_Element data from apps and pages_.
━━━━
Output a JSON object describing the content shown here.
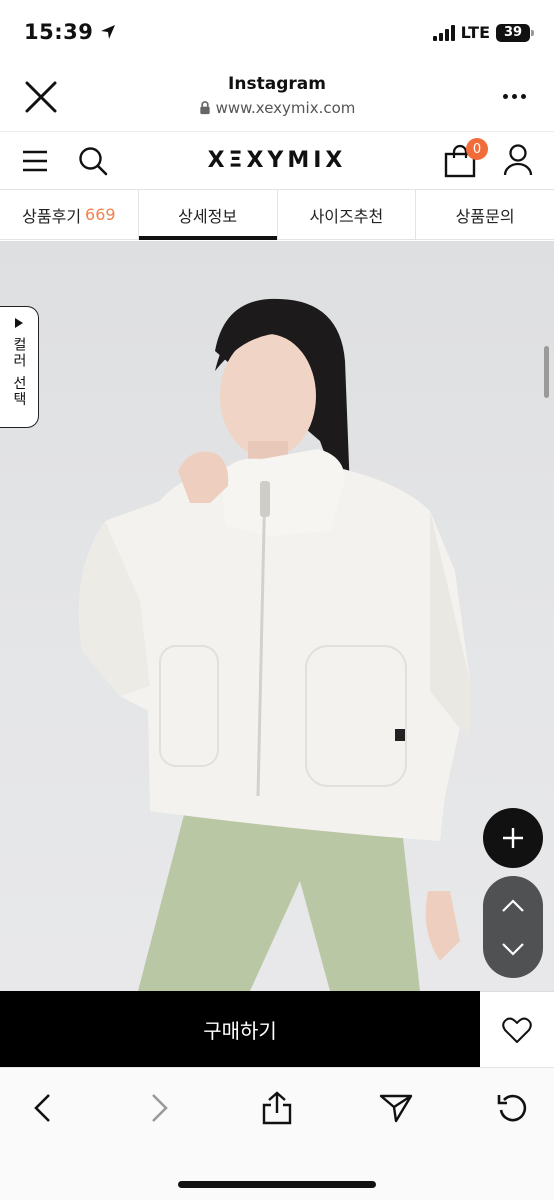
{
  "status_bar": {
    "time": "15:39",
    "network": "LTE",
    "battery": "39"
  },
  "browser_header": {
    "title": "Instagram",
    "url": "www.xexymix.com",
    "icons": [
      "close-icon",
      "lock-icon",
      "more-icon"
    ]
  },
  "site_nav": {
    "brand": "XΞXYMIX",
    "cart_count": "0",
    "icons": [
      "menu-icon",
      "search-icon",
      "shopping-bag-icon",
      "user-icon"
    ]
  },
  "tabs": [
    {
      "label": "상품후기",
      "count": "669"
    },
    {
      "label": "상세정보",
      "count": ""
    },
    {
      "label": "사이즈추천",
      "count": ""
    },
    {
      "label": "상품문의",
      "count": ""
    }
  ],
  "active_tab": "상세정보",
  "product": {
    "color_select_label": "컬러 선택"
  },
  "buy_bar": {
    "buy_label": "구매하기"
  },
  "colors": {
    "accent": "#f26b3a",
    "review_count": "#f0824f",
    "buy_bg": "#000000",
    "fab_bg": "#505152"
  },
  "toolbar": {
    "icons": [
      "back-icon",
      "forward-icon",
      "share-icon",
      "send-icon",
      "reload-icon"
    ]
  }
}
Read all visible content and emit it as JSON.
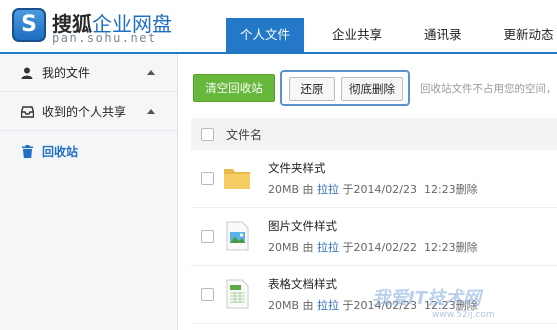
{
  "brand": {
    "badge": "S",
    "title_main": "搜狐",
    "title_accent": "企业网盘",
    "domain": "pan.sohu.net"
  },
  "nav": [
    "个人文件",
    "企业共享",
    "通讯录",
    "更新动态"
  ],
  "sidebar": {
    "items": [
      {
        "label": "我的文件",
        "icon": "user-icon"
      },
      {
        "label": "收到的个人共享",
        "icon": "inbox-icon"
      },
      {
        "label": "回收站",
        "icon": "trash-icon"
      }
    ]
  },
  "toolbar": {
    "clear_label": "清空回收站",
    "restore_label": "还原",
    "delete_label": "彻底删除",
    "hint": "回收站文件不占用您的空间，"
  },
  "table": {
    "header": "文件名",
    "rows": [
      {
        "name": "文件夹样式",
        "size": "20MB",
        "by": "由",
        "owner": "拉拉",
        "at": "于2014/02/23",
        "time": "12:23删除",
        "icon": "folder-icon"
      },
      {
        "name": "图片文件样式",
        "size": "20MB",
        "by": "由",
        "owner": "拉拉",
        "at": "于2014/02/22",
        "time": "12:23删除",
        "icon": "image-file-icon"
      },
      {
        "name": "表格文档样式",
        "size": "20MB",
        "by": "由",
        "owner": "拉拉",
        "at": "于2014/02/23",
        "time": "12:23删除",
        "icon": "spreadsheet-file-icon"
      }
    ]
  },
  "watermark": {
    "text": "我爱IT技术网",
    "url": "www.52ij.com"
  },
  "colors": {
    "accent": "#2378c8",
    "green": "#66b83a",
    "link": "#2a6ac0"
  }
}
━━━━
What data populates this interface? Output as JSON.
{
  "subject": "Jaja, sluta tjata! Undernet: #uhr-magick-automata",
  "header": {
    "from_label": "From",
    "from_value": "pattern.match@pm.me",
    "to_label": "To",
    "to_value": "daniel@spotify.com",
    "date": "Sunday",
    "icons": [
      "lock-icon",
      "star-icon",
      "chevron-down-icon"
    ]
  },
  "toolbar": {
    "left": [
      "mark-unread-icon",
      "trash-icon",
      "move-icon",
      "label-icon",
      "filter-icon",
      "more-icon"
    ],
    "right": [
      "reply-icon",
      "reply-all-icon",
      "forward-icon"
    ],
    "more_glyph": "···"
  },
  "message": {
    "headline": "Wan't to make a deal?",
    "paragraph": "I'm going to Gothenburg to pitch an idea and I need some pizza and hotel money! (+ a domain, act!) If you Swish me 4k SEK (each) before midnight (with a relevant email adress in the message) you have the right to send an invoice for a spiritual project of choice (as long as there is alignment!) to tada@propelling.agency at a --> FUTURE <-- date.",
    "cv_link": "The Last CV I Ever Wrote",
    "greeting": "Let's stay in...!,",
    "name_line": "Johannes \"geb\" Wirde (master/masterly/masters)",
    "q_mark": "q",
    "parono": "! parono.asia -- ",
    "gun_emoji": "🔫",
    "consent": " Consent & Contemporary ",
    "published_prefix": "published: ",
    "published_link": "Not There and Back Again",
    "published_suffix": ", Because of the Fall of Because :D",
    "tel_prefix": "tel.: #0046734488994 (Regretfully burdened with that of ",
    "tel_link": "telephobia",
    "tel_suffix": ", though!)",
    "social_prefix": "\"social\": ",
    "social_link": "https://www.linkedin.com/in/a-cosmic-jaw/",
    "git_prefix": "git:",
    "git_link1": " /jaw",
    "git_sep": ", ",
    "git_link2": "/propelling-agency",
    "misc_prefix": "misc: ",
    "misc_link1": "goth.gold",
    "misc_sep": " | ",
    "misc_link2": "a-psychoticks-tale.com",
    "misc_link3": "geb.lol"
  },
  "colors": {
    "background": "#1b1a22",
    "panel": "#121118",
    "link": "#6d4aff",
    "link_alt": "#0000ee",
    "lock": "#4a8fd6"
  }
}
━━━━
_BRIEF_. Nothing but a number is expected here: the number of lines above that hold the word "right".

_ANSWER SECTION_. 2